• _INSTRUCTIONS TO FOLLOW_
All records below are to be set down exactly, each character intact.

Element data from apps and pages:
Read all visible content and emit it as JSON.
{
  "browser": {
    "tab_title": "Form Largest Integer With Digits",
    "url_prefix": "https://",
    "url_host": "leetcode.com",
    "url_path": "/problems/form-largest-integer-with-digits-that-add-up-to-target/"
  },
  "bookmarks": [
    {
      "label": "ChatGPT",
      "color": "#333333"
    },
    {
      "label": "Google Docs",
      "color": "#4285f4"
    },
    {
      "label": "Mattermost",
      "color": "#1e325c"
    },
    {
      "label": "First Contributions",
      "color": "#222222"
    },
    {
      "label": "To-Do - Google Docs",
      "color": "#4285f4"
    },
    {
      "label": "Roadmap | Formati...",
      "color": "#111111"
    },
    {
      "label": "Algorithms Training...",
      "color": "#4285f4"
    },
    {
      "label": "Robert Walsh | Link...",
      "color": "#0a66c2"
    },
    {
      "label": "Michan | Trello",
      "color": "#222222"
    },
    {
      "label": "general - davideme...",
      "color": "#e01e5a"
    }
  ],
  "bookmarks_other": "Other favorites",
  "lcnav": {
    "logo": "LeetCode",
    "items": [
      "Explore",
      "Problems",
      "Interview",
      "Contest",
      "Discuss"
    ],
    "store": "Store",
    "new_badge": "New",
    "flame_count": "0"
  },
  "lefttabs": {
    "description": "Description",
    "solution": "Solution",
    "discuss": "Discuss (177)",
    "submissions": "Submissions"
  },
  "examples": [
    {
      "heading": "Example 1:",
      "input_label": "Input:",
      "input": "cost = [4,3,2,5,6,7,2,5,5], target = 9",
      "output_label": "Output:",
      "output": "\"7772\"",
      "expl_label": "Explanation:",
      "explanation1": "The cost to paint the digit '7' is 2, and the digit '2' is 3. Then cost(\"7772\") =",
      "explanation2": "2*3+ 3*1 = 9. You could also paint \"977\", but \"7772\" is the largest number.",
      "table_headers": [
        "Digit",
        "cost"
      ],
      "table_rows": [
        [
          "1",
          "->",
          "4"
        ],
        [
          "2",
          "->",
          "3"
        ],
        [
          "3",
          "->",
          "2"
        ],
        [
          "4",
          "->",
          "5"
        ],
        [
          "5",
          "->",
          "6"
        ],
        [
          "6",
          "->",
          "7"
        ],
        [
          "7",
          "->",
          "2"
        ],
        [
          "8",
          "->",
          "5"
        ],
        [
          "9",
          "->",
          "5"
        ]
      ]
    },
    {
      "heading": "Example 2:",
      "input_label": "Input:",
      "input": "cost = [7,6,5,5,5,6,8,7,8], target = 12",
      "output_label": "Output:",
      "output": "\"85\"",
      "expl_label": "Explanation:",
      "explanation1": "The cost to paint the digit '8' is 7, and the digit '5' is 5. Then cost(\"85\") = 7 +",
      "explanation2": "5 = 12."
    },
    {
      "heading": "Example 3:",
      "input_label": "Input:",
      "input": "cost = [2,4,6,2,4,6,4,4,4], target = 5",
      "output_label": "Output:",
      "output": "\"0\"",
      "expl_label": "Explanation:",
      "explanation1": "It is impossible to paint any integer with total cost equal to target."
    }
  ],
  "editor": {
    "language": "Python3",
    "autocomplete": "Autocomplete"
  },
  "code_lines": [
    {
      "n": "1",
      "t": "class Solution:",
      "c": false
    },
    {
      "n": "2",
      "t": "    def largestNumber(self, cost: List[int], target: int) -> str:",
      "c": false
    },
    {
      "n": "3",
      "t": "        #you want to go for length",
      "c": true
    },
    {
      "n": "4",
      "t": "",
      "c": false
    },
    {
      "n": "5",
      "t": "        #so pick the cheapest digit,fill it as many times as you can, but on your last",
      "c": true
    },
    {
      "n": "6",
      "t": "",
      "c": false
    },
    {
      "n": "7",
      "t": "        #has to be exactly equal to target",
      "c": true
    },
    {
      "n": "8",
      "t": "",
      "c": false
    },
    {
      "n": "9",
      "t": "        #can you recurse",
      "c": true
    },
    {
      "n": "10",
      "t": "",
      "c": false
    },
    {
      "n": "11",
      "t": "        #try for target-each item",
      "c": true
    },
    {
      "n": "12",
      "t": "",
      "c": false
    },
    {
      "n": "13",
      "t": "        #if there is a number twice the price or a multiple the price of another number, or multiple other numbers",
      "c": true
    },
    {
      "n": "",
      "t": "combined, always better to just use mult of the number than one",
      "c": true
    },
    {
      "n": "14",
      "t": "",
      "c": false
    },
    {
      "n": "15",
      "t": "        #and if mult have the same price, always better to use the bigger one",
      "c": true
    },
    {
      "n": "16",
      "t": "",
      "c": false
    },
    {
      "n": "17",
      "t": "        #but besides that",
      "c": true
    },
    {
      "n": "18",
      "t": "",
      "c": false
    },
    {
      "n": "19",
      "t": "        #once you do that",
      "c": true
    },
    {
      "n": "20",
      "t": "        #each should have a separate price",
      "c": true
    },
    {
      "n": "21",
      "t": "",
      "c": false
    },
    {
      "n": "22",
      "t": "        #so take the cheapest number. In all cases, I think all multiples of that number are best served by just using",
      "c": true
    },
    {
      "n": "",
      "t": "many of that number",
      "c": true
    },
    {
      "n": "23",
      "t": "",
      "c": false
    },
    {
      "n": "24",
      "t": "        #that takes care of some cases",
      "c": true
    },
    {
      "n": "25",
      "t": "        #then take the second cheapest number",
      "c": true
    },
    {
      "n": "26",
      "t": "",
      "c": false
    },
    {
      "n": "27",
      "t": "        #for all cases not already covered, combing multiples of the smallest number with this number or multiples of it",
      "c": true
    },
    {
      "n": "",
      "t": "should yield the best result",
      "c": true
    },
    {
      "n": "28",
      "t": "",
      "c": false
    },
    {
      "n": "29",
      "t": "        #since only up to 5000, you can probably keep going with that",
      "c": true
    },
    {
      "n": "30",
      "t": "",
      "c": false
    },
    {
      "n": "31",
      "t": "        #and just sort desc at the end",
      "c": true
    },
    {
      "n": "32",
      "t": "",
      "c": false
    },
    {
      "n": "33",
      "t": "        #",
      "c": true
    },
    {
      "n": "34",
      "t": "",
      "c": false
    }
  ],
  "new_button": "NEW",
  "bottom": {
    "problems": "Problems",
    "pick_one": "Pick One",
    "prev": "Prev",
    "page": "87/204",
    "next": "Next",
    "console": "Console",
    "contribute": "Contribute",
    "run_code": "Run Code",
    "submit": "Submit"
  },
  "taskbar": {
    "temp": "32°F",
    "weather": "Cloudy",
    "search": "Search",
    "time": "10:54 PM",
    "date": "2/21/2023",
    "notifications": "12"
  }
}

• _SOLUTION TO THIS PROBLEM_
Read all visible content and emit it as JSON.
{
  "browser": {
    "tab_title": "Form Largest Integer With Digits",
    "url_prefix": "https://",
    "url_host": "leetcode.com",
    "url_path": "/problems/form-largest-integer-with-digits-that-add-up-to-target/"
  },
  "bookmarks": [
    {
      "label": "ChatGPT",
      "color": "#333333"
    },
    {
      "label": "Google Docs",
      "color": "#4285f4"
    },
    {
      "label": "Mattermost",
      "color": "#1e325c"
    },
    {
      "label": "First Contributions",
      "color": "#222222"
    },
    {
      "label": "To-Do - Google Docs",
      "color": "#4285f4"
    },
    {
      "label": "Roadmap | Formati...",
      "color": "#111111"
    },
    {
      "label": "Algorithms Training...",
      "color": "#4285f4"
    },
    {
      "label": "Robert Walsh | Link...",
      "color": "#0a66c2"
    },
    {
      "label": "Michan | Trello",
      "color": "#222222"
    },
    {
      "label": "general - davideme...",
      "color": "#e01e5a"
    }
  ],
  "bookmarks_other": "Other favorites",
  "lcnav": {
    "logo": "LeetCode",
    "items": [
      "Explore",
      "Problems",
      "Interview",
      "Contest",
      "Discuss"
    ],
    "store": "Store",
    "new_badge": "New",
    "flame_count": "0"
  },
  "lefttabs": {
    "description": "Description",
    "solution": "Solution",
    "discuss": "Discuss (177)",
    "submissions": "Submissions"
  },
  "examples": [
    {
      "heading": "Example 1:",
      "input_label": "Input:",
      "input": "cost = [4,3,2,5,6,7,2,5,5], target = 9",
      "output_label": "Output:",
      "output": "\"7772\"",
      "expl_label": "Explanation:",
      "explanation1": "The cost to paint the digit '7' is 2, and the digit '2' is 3. Then cost(\"7772\") =",
      "explanation2": "2*3+ 3*1 = 9. You could also paint \"977\", but \"7772\" is the largest number.",
      "table_headers": [
        "Digit",
        "cost"
      ],
      "table_rows": [
        [
          "1",
          "->",
          "4"
        ],
        [
          "2",
          "->",
          "3"
        ],
        [
          "3",
          "->",
          "2"
        ],
        [
          "4",
          "->",
          "5"
        ],
        [
          "5",
          "->",
          "6"
        ],
        [
          "6",
          "->",
          "7"
        ],
        [
          "7",
          "->",
          "2"
        ],
        [
          "8",
          "->",
          "5"
        ],
        [
          "9",
          "->",
          "5"
        ]
      ]
    },
    {
      "heading": "Example 2:",
      "input_label": "Input:",
      "input": "cost = [7,6,5,5,5,6,8,7,8], target = 12",
      "output_label": "Output:",
      "output": "\"85\"",
      "expl_label": "Explanation:",
      "explanation1": "The cost to paint the digit '8' is 7, and the digit '5' is 5. Then cost(\"85\") = 7 +",
      "explanation2": "5 = 12."
    },
    {
      "heading": "Example 3:",
      "input_label": "Input:",
      "input": "cost = [2,4,6,2,4,6,4,4,4], target = 5",
      "output_label": "Output:",
      "output": "\"0\"",
      "expl_label": "Explanation:",
      "explanation1": "It is impossible to paint any integer with total cost equal to target."
    }
  ],
  "editor": {
    "language": "Python3",
    "autocomplete": "Autocomplete"
  },
  "code_lines": [
    {
      "n": "1",
      "t": "class Solution:",
      "c": false
    },
    {
      "n": "2",
      "t": "    def largestNumber(self, cost: List[int], target: int) -> str:",
      "c": false
    },
    {
      "n": "3",
      "t": "        #you want to go for length",
      "c": true
    },
    {
      "n": "4",
      "t": "",
      "c": false
    },
    {
      "n": "5",
      "t": "        #so pick the cheapest digit,fill it as many times as you can, but on your last",
      "c": true
    },
    {
      "n": "6",
      "t": "",
      "c": false
    },
    {
      "n": "7",
      "t": "        #has to be exactly equal to target",
      "c": true
    },
    {
      "n": "8",
      "t": "",
      "c": false
    },
    {
      "n": "9",
      "t": "        #can you recurse",
      "c": true
    },
    {
      "n": "10",
      "t": "",
      "c": false
    },
    {
      "n": "11",
      "t": "        #try for target-each item",
      "c": true
    },
    {
      "n": "12",
      "t": "",
      "c": false
    },
    {
      "n": "13",
      "t": "        #if there is a number twice the price or a multiple the price of another number, or multiple other numbers",
      "c": true
    },
    {
      "n": "",
      "t": "combined, always better to just use mult of the number than one",
      "c": true
    },
    {
      "n": "14",
      "t": "",
      "c": false
    },
    {
      "n": "15",
      "t": "        #and if mult have the same price, always better to use the bigger one",
      "c": true
    },
    {
      "n": "16",
      "t": "",
      "c": false
    },
    {
      "n": "17",
      "t": "        #but besides that",
      "c": true
    },
    {
      "n": "18",
      "t": "",
      "c": false
    },
    {
      "n": "19",
      "t": "        #once you do that",
      "c": true
    },
    {
      "n": "20",
      "t": "        #each should have a separate price",
      "c": true
    },
    {
      "n": "21",
      "t": "",
      "c": false
    },
    {
      "n": "22",
      "t": "        #so take the cheapest number. In all cases, I think all multiples of that number are best served by just using",
      "c": true
    },
    {
      "n": "",
      "t": "many of that number",
      "c": true
    },
    {
      "n": "23",
      "t": "",
      "c": false
    },
    {
      "n": "24",
      "t": "        #that takes care of some cases",
      "c": true
    },
    {
      "n": "25",
      "t": "        #then take the second cheapest number",
      "c": true
    },
    {
      "n": "26",
      "t": "",
      "c": false
    },
    {
      "n": "27",
      "t": "        #for all cases not already covered, combing multiples of the smallest number with this number or multiples of it",
      "c": true
    },
    {
      "n": "",
      "t": "should yield the best result",
      "c": true
    },
    {
      "n": "28",
      "t": "",
      "c": false
    },
    {
      "n": "29",
      "t": "        #since only up to 5000, you can probably keep going with that",
      "c": true
    },
    {
      "n": "30",
      "t": "",
      "c": false
    },
    {
      "n": "31",
      "t": "        #and just sort desc at the end",
      "c": true
    },
    {
      "n": "32",
      "t": "",
      "c": false
    },
    {
      "n": "33",
      "t": "        #",
      "c": true
    },
    {
      "n": "34",
      "t": "",
      "c": false
    }
  ],
  "new_button": "NEW",
  "bottom": {
    "problems": "Problems",
    "pick_one": "Pick One",
    "prev": "Prev",
    "page": "87/204",
    "next": "Next",
    "console": "Console",
    "contribute": "Contribute",
    "run_code": "Run Code",
    "submit": "Submit"
  },
  "taskbar": {
    "temp": "32°F",
    "weather": "Cloudy",
    "search": "Search",
    "time": "10:54 PM",
    "date": "2/21/2023",
    "notifications": "12"
  }
}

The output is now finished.